WORK INSTRUCTION
Output each line of the data below exactly, omitting any image.

>>>

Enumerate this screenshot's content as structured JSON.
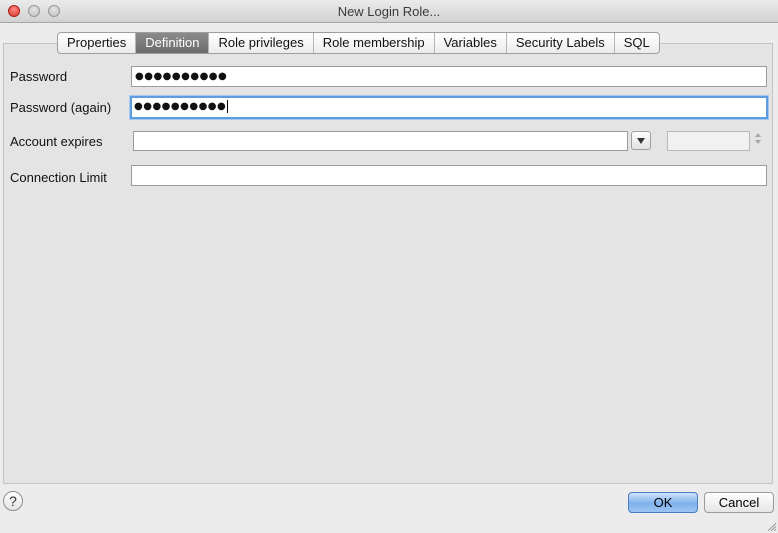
{
  "window": {
    "title": "New Login Role..."
  },
  "tabs": [
    {
      "label": "Properties",
      "active": false
    },
    {
      "label": "Definition",
      "active": true
    },
    {
      "label": "Role privileges",
      "active": false
    },
    {
      "label": "Role membership",
      "active": false
    },
    {
      "label": "Variables",
      "active": false
    },
    {
      "label": "Security Labels",
      "active": false
    },
    {
      "label": "SQL",
      "active": false
    }
  ],
  "form": {
    "password_label": "Password",
    "password_value": "●●●●●●●●●●",
    "password_again_label": "Password (again)",
    "password_again_value": "●●●●●●●●●●",
    "account_expires_label": "Account expires",
    "account_expires_date": "",
    "account_expires_time": "",
    "connection_limit_label": "Connection Limit",
    "connection_limit_value": ""
  },
  "buttons": {
    "help": "?",
    "ok": "OK",
    "cancel": "Cancel"
  },
  "colors": {
    "ok_accent": "#7fb1ec",
    "focus_ring": "#5f9be0",
    "close_light": "#d8362d"
  }
}
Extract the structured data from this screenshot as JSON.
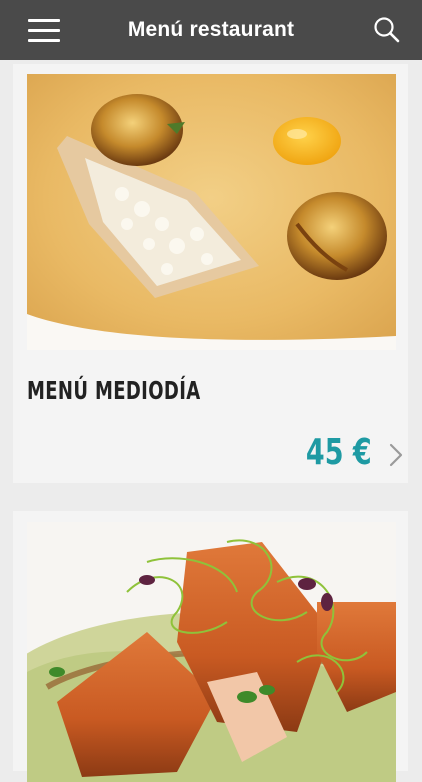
{
  "header": {
    "title": "Menú restaurant",
    "menu_icon": "hamburger-menu-icon",
    "search_icon": "search-icon",
    "bg_color": "#4a4a4a"
  },
  "cards": [
    {
      "title": "MENÚ MEDIODÍA",
      "price": "45 €",
      "price_color": "#1e9aa3",
      "image": "soup-with-onions-photo"
    },
    {
      "image": "seared-fish-with-sprouts-photo"
    }
  ]
}
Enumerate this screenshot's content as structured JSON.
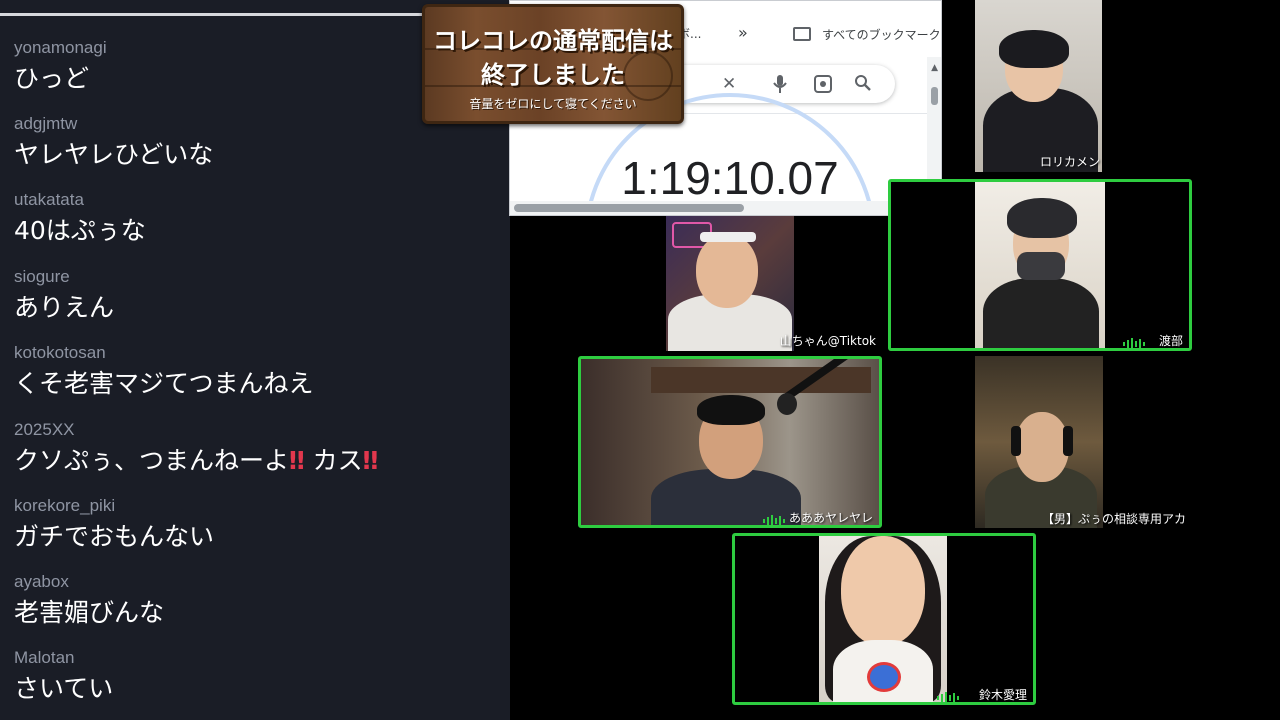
{
  "chat": {
    "messages": [
      {
        "user": "yonamonagi",
        "text": "ひっど"
      },
      {
        "user": "adgjmtw",
        "text": "ヤレヤレひどいな"
      },
      {
        "user": "utakatata",
        "text": "40はぷぅな"
      },
      {
        "user": "siogure",
        "text": "ありえん"
      },
      {
        "user": "kotokotosan",
        "text": "くそ老害マジてつまんねえ"
      },
      {
        "user": "2025XX",
        "text_before": "クソぷぅ、つまんねーよ",
        "bang1": "‼",
        "text_mid": "カス",
        "bang2": "‼"
      },
      {
        "user": "korekore_piki",
        "text": "ガチでおもんない"
      },
      {
        "user": "ayabox",
        "text": "老害媚びんな"
      },
      {
        "user": "Malotan",
        "text": "さいてい"
      }
    ]
  },
  "sign": {
    "line1": "コレコレの通常配信は",
    "line2": "終了しました",
    "subtitle": "音量をゼロにして寝てください"
  },
  "browser": {
    "bookmark_partial": "ボ...",
    "chevrons": "»",
    "all_bookmarks": "すべてのブックマーク",
    "clear_icon": "✕",
    "mic_icon": "🎤",
    "search_icon": "⌕",
    "timer": "1:19:10.07"
  },
  "participants": [
    {
      "name": "ロリカメン",
      "speaking": false
    },
    {
      "name": "渡部",
      "speaking": true
    },
    {
      "name": "山ちゃん@Tiktok",
      "speaking": false
    },
    {
      "name": "あああヤレヤレ",
      "speaking": true
    },
    {
      "name": "【男】ぷぅの相談専用アカ",
      "speaking": false
    },
    {
      "name": "鈴木愛理",
      "speaking": true
    }
  ],
  "colors": {
    "chat_bg": "#1a1d26",
    "username": "#8f95a3",
    "speaking_border": "#2ecc40",
    "emphasis_red": "#e2374d"
  }
}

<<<

WRITTEN REPLY
Enumerate this screenshot's content as structured JSON.
{
  "window": {
    "title": "New Login Role..."
  },
  "tabs": [
    {
      "label": "Properties",
      "active": false
    },
    {
      "label": "Definition",
      "active": true
    },
    {
      "label": "Role privileges",
      "active": false
    },
    {
      "label": "Role membership",
      "active": false
    },
    {
      "label": "Variables",
      "active": false
    },
    {
      "label": "Security Labels",
      "active": false
    },
    {
      "label": "SQL",
      "active": false
    }
  ],
  "form": {
    "password_label": "Password",
    "password_value": "●●●●●●●●●●",
    "password_again_label": "Password (again)",
    "password_again_value": "●●●●●●●●●●",
    "account_expires_label": "Account expires",
    "account_expires_date": "",
    "account_expires_time": "",
    "connection_limit_label": "Connection Limit",
    "connection_limit_value": ""
  },
  "buttons": {
    "help": "?",
    "ok": "OK",
    "cancel": "Cancel"
  },
  "colors": {
    "ok_accent": "#7fb1ec",
    "focus_ring": "#5f9be0",
    "close_light": "#d8362d"
  }
}
Extract the structured data from this screenshot as JSON.
{
  "header": {
    "title": "Menú restaurant",
    "menu_icon": "hamburger-menu-icon",
    "search_icon": "search-icon",
    "bg_color": "#4a4a4a"
  },
  "cards": [
    {
      "title": "MENÚ MEDIODÍA",
      "price": "45 €",
      "price_color": "#1e9aa3",
      "image": "soup-with-onions-photo"
    },
    {
      "image": "seared-fish-with-sprouts-photo"
    }
  ]
}
Enumerate this screenshot's content as structured JSON.
{
  "chat": {
    "messages": [
      {
        "user": "yonamonagi",
        "text": "ひっど"
      },
      {
        "user": "adgjmtw",
        "text": "ヤレヤレひどいな"
      },
      {
        "user": "utakatata",
        "text": "40はぷぅな"
      },
      {
        "user": "siogure",
        "text": "ありえん"
      },
      {
        "user": "kotokotosan",
        "text": "くそ老害マジてつまんねえ"
      },
      {
        "user": "2025XX",
        "text_before": "クソぷぅ、つまんねーよ",
        "bang1": "‼",
        "text_mid": "カス",
        "bang2": "‼"
      },
      {
        "user": "korekore_piki",
        "text": "ガチでおもんない"
      },
      {
        "user": "ayabox",
        "text": "老害媚びんな"
      },
      {
        "user": "Malotan",
        "text": "さいてい"
      }
    ]
  },
  "sign": {
    "line1": "コレコレの通常配信は",
    "line2": "終了しました",
    "subtitle": "音量をゼロにして寝てください"
  },
  "browser": {
    "bookmark_partial": "ボ...",
    "chevrons": "»",
    "all_bookmarks": "すべてのブックマーク",
    "clear_icon": "✕",
    "mic_icon": "🎤",
    "search_icon": "⌕",
    "timer": "1:19:10.07"
  },
  "participants": [
    {
      "name": "ロリカメン",
      "speaking": false
    },
    {
      "name": "渡部",
      "speaking": true
    },
    {
      "name": "山ちゃん@Tiktok",
      "speaking": false
    },
    {
      "name": "あああヤレヤレ",
      "speaking": true
    },
    {
      "name": "【男】ぷぅの相談専用アカ",
      "speaking": false
    },
    {
      "name": "鈴木愛理",
      "speaking": true
    }
  ],
  "colors": {
    "chat_bg": "#1a1d26",
    "username": "#8f95a3",
    "speaking_border": "#2ecc40",
    "emphasis_red": "#e2374d"
  }
}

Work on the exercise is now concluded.